[[ Dataset records open ]]

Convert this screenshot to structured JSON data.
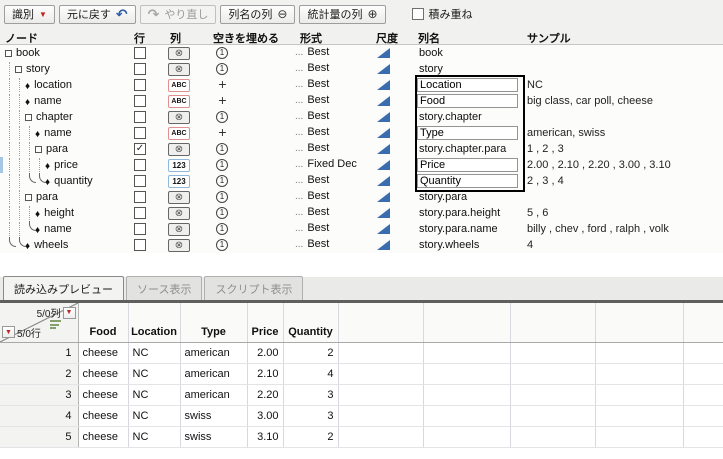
{
  "toolbar": {
    "buttons": [
      {
        "label": "識別",
        "icon": "red-triangle-down"
      },
      {
        "label": "元に戻す",
        "icon": "undo-arrow"
      },
      {
        "label": "やり直し",
        "icon": "redo-arrow",
        "disabled": true
      },
      {
        "label": "列名の列",
        "icon": "minus-circle"
      },
      {
        "label": "統計量の列",
        "icon": "plus-circle"
      }
    ],
    "stack_label": "積み重ね",
    "stack_checked": false
  },
  "tree": {
    "headers": {
      "node": "ノード",
      "row": "行",
      "col": "列",
      "fill": "空きを埋める",
      "format": "形式",
      "scale": "尺度",
      "colname": "列名",
      "sample": "サンプル"
    },
    "format_ellipsis": "...",
    "accent_colors": {
      "scale_triangle": "#3a6db0",
      "abc_border": "#e09090",
      "num_border": "#8fb8dc"
    },
    "rows": [
      {
        "name": "book",
        "node_icon": "container",
        "check": "",
        "col_icon": "no-column-icon",
        "fill_icon": "circle-one",
        "format": "Best",
        "colname": "book",
        "colname_editable": false,
        "sample": ""
      },
      {
        "name": "story",
        "node_icon": "container",
        "check": "",
        "col_icon": "no-column-icon",
        "fill_icon": "circle-one",
        "format": "Best",
        "colname": "story",
        "colname_editable": false,
        "sample": ""
      },
      {
        "name": "location",
        "node_icon": "leaf",
        "check": "",
        "col_icon": "abc-column-icon",
        "fill_icon": "plus",
        "format": "Best",
        "colname": "Location",
        "colname_editable": true,
        "sample": "NC"
      },
      {
        "name": "name",
        "node_icon": "leaf",
        "check": "",
        "col_icon": "abc-column-icon",
        "fill_icon": "plus",
        "format": "Best",
        "colname": "Food",
        "colname_editable": true,
        "sample": "big class, car poll, cheese"
      },
      {
        "name": "chapter",
        "node_icon": "container",
        "check": "",
        "col_icon": "no-column-icon",
        "fill_icon": "circle-one",
        "format": "Best",
        "colname": "story.chapter",
        "colname_editable": false,
        "sample": ""
      },
      {
        "name": "name",
        "node_icon": "leaf",
        "check": "",
        "col_icon": "abc-column-icon",
        "fill_icon": "plus",
        "format": "Best",
        "colname": "Type",
        "colname_editable": true,
        "sample": "american, swiss"
      },
      {
        "name": "para",
        "node_icon": "container",
        "check": "✓",
        "col_icon": "no-column-icon",
        "fill_icon": "circle-one",
        "format": "Best",
        "colname": "story.chapter.para",
        "colname_editable": false,
        "sample": "1 , 2 , 3"
      },
      {
        "name": "price",
        "node_icon": "leaf",
        "check": "",
        "col_icon": "num-column-icon",
        "fill_icon": "circle-one",
        "format": "Fixed Dec",
        "colname": "Price",
        "colname_editable": true,
        "sample": "2.00 , 2.10 , 2.20 , 3.00 , 3.10"
      },
      {
        "name": "quantity",
        "node_icon": "leaf",
        "check": "",
        "col_icon": "num-column-icon",
        "fill_icon": "circle-one",
        "format": "Best",
        "colname": "Quantity",
        "colname_editable": true,
        "sample": "2 , 3 , 4"
      },
      {
        "name": "para",
        "node_icon": "container",
        "check": "",
        "col_icon": "no-column-icon",
        "fill_icon": "circle-one",
        "format": "Best",
        "colname": "story.para",
        "colname_editable": false,
        "sample": ""
      },
      {
        "name": "height",
        "node_icon": "leaf",
        "check": "",
        "col_icon": "no-column-icon",
        "fill_icon": "circle-one",
        "format": "Best",
        "colname": "story.para.height",
        "colname_editable": false,
        "sample": "5 , 6"
      },
      {
        "name": "name",
        "node_icon": "leaf",
        "check": "",
        "col_icon": "no-column-icon",
        "fill_icon": "circle-one",
        "format": "Best",
        "colname": "story.para.name",
        "colname_editable": false,
        "sample": "billy , chev , ford , ralph , volk"
      },
      {
        "name": "wheels",
        "node_icon": "leaf",
        "check": "",
        "col_icon": "no-column-icon",
        "fill_icon": "circle-one",
        "format": "Best",
        "colname": "story.wheels",
        "colname_editable": false,
        "sample": "4"
      }
    ]
  },
  "tabs": [
    {
      "label": "読み込みプレビュー",
      "active": true
    },
    {
      "label": "ソース表示",
      "active": false
    },
    {
      "label": "スクリプト表示",
      "active": false
    }
  ],
  "preview": {
    "corner": {
      "cols": "5/0列",
      "rows": "5/0行"
    },
    "columns": [
      "Food",
      "Location",
      "Type",
      "Price",
      "Quantity"
    ],
    "rows": [
      [
        "1",
        "cheese",
        "NC",
        "american",
        "2.00",
        "2"
      ],
      [
        "2",
        "cheese",
        "NC",
        "american",
        "2.10",
        "4"
      ],
      [
        "3",
        "cheese",
        "NC",
        "american",
        "2.20",
        "3"
      ],
      [
        "4",
        "cheese",
        "NC",
        "swiss",
        "3.00",
        "3"
      ],
      [
        "5",
        "cheese",
        "NC",
        "swiss",
        "3.10",
        "2"
      ]
    ]
  }
}
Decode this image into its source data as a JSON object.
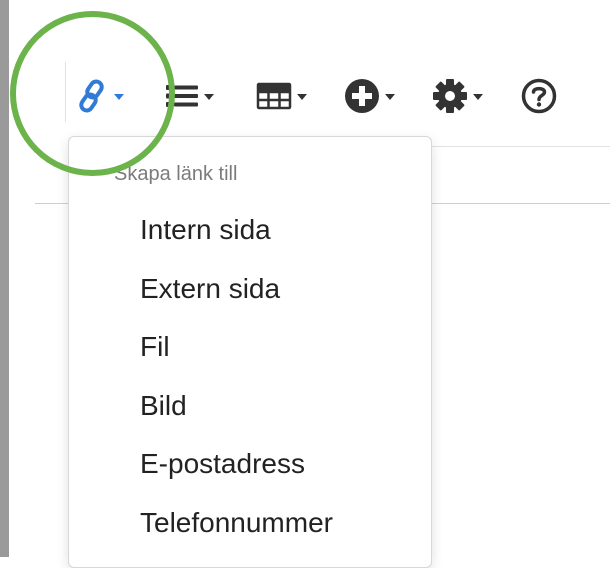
{
  "toolbar": {
    "buttons": [
      {
        "name": "link-button",
        "icon": "link-icon",
        "has_caret": true,
        "active": true
      },
      {
        "name": "list-button",
        "icon": "list-icon",
        "has_caret": true
      },
      {
        "name": "table-button",
        "icon": "table-icon",
        "has_caret": true
      },
      {
        "name": "insert-button",
        "icon": "plus-circle-icon",
        "has_caret": true
      },
      {
        "name": "settings-button",
        "icon": "gear-icon",
        "has_caret": true
      },
      {
        "name": "help-button",
        "icon": "question-circle-icon",
        "has_caret": false
      }
    ]
  },
  "link_menu": {
    "header": "Skapa länk till",
    "items": [
      "Intern sida",
      "Extern sida",
      "Fil",
      "Bild",
      "E-postadress",
      "Telefonnummer"
    ]
  },
  "colors": {
    "accent": "#2f7bd6",
    "highlight": "#6bb34a",
    "icon": "#333333",
    "menu_header": "#7b7b7b",
    "menu_text": "#222222"
  }
}
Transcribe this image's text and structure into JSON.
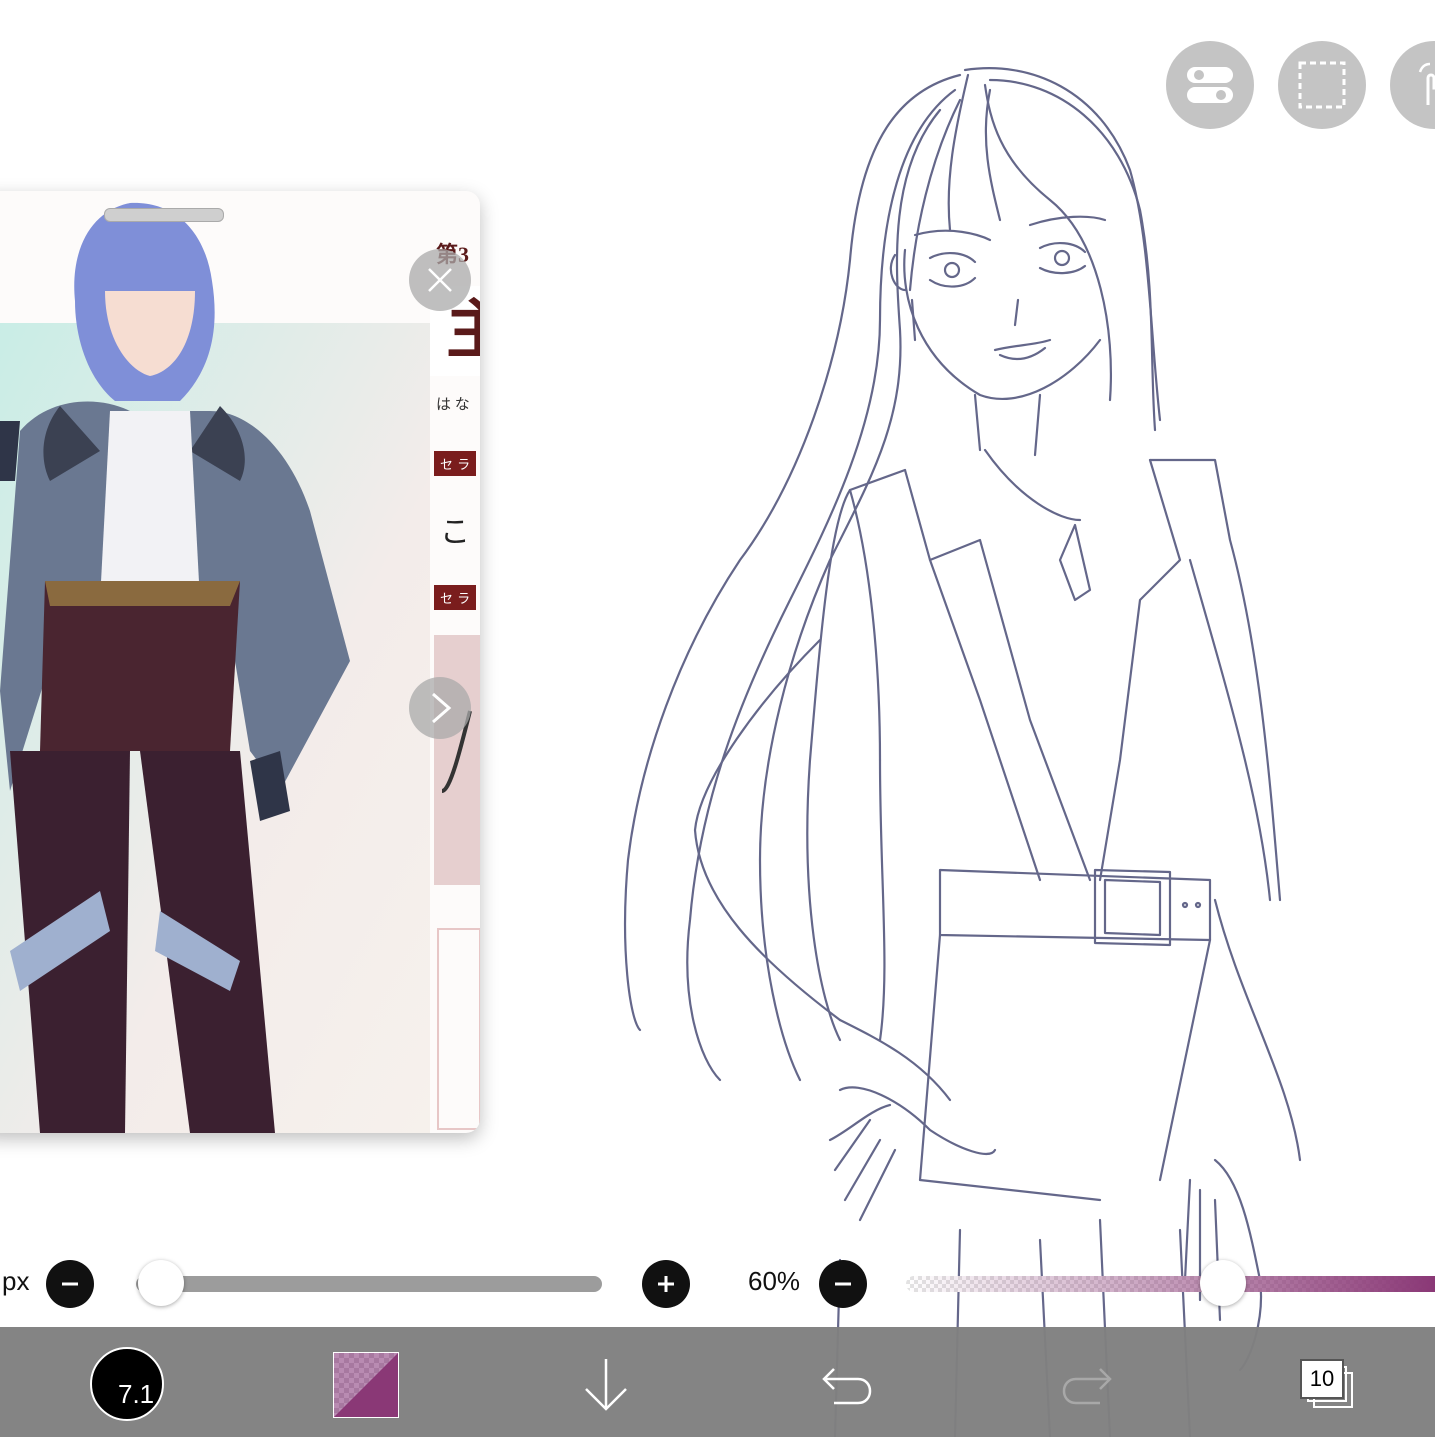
{
  "top_tools": {
    "toggle_icon": "toggle-switch-icon",
    "selection_icon": "dashed-selection-icon",
    "gesture_icon": "touch-hand-icon"
  },
  "reference_window": {
    "heading_chapter": "第3",
    "heading_big": "主",
    "reading": "は な",
    "tag1": "セ ラ",
    "line1": "こ",
    "tag2": "セ ラ",
    "close_icon": "close-icon",
    "next_icon": "chevron-right-icon"
  },
  "brush_controls": {
    "size_unit": "px",
    "opacity_label": "60%",
    "opacity_value": 0.6,
    "size_value": 0.0,
    "accent_color": "#8a3876"
  },
  "toolbar": {
    "brush_size": "7.1",
    "layer_count": "10",
    "color": "#8a3876"
  }
}
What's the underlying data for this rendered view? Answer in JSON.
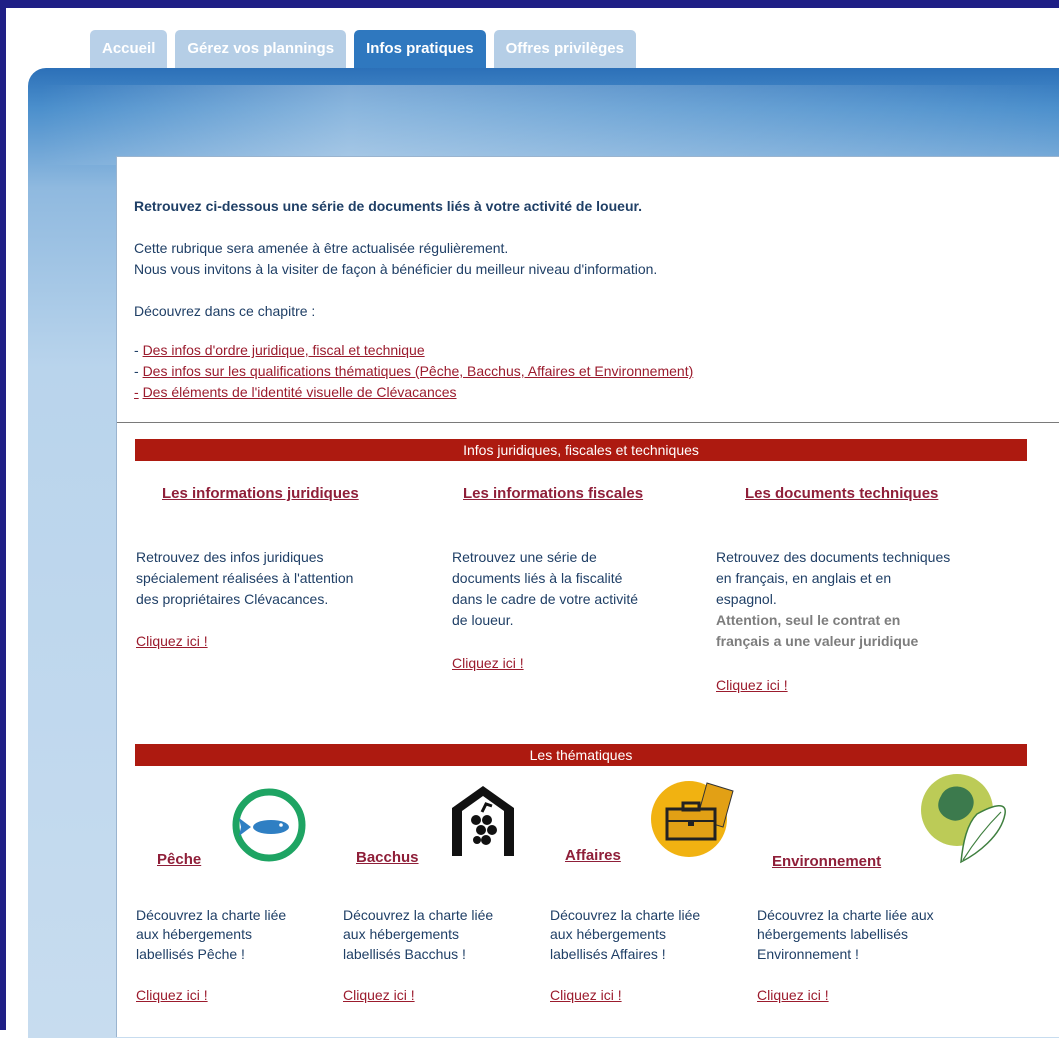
{
  "tabs": [
    {
      "label": "Accueil"
    },
    {
      "label": "Gérez vos plannings"
    },
    {
      "label": "Infos pratiques"
    },
    {
      "label": "Offres privilèges"
    }
  ],
  "intro": {
    "title": "Retrouvez ci-dessous une série de documents liés à votre activité de loueur.",
    "line1": "Cette rubrique sera amenée à être actualisée régulièrement.",
    "line2": "Nous vous invitons à la visiter de façon à bénéficier du meilleur niveau d'information.",
    "chapter": "Découvrez dans ce chapitre :",
    "dash": "-",
    "links": [
      "Des infos d'ordre juridique, fiscal et technique",
      "Des infos sur les qualifications thématiques (Pêche, Bacchus, Affaires et Environnement)",
      "Des éléments de l'identité visuelle de Clévacances"
    ]
  },
  "section1": {
    "header": "Infos juridiques, fiscales et techniques",
    "columns": [
      {
        "title": "Les informations juridiques",
        "lines": [
          "Retrouvez des infos juridiques",
          "spécialement réalisées à l'attention",
          "des propriétaires Clévacances."
        ],
        "cta": "Cliquez ici !"
      },
      {
        "title": "Les informations fiscales",
        "lines": [
          "Retrouvez une série de",
          "documents liés à la fiscalité",
          "dans le cadre de votre activité",
          "de loueur."
        ],
        "cta": "Cliquez ici !"
      },
      {
        "title": "Les documents techniques",
        "lines": [
          "Retrouvez des documents techniques",
          "en français, en anglais et en",
          "espagnol."
        ],
        "warning": [
          "Attention, seul le contrat en",
          "français a une valeur juridique"
        ],
        "cta": "Cliquez ici !"
      }
    ]
  },
  "section2": {
    "header": "Les thématiques",
    "themes": [
      {
        "title": "Pêche",
        "lines": [
          "Découvrez la charte liée",
          "aux hébergements",
          "labellisés Pêche !"
        ],
        "cta": "Cliquez ici !",
        "icon": "fish-icon"
      },
      {
        "title": "Bacchus",
        "lines": [
          "Découvrez la charte liée",
          "aux hébergements",
          "labellisés Bacchus !"
        ],
        "cta": "Cliquez ici !",
        "icon": "grapes-house-icon"
      },
      {
        "title": "Affaires",
        "lines": [
          "Découvrez la charte liée",
          "aux hébergements",
          "labellisés Affaires !"
        ],
        "cta": "Cliquez ici !",
        "icon": "briefcase-icon"
      },
      {
        "title": "Environnement",
        "lines": [
          "Découvrez la charte liée aux",
          "hébergements labellisés",
          "Environnement !"
        ],
        "cta": "Cliquez ici !",
        "icon": "leaf-icon"
      }
    ]
  },
  "colors": {
    "frame": "#1f1f86",
    "tab_active": "#2f78bf",
    "tab_inactive": "#b5cee6",
    "section_bar": "#ad1a10",
    "link": "#9b1b2d",
    "text": "#1f3f66"
  }
}
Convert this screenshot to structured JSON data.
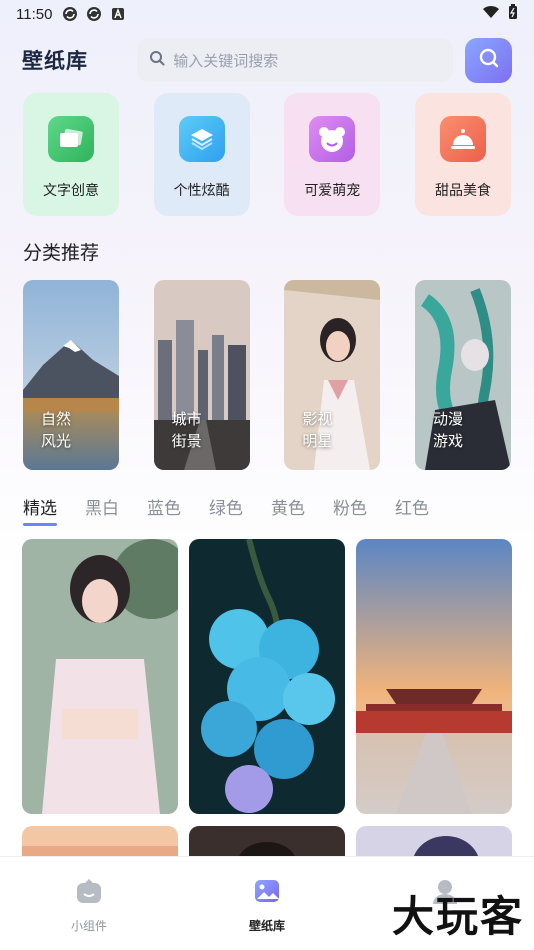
{
  "status_bar": {
    "time": "11:50"
  },
  "header": {
    "app_title": "壁纸库",
    "search_placeholder": "输入关键词搜索"
  },
  "quick_categories": [
    {
      "label": "文字创意",
      "bg": "#d9f5e3",
      "icon_color": "#3ec46a",
      "icon": "photos-icon"
    },
    {
      "label": "个性炫酷",
      "bg": "#dfeaf8",
      "icon_color": "#3fb4f2",
      "icon": "layers-icon"
    },
    {
      "label": "可爱萌宠",
      "bg": "#f7e0f2",
      "icon_color": "#c86be8",
      "icon": "bear-icon"
    },
    {
      "label": "甜品美食",
      "bg": "#fbe4df",
      "icon_color": "#f2745d",
      "icon": "cloche-icon"
    }
  ],
  "section_title": "分类推荐",
  "recommend_categories": [
    {
      "line1": "自然",
      "line2": "风光"
    },
    {
      "line1": "城市",
      "line2": "街景"
    },
    {
      "line1": "影视",
      "line2": "明星"
    },
    {
      "line1": "动漫",
      "line2": "游戏"
    }
  ],
  "tabs": [
    "精选",
    "黑白",
    "蓝色",
    "绿色",
    "黄色",
    "粉色",
    "红色"
  ],
  "active_tab": "精选",
  "bottom_nav": [
    {
      "label": "小组件",
      "icon": "widget-icon",
      "active": false
    },
    {
      "label": "壁纸库",
      "icon": "gallery-icon",
      "active": true
    },
    {
      "label": "",
      "icon": "profile-icon",
      "active": false
    }
  ],
  "watermark": "大玩客"
}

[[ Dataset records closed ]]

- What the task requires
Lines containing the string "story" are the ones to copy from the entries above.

- Exercise result
        "name": "story",
        "colname": "story",
        "colname": "story.chapter",
        "colname": "story.chapter.para",
        "colname": "story.para",
        "colname": "story.para.height",
        "colname": "story.para.name",
        "colname": "story.wheels",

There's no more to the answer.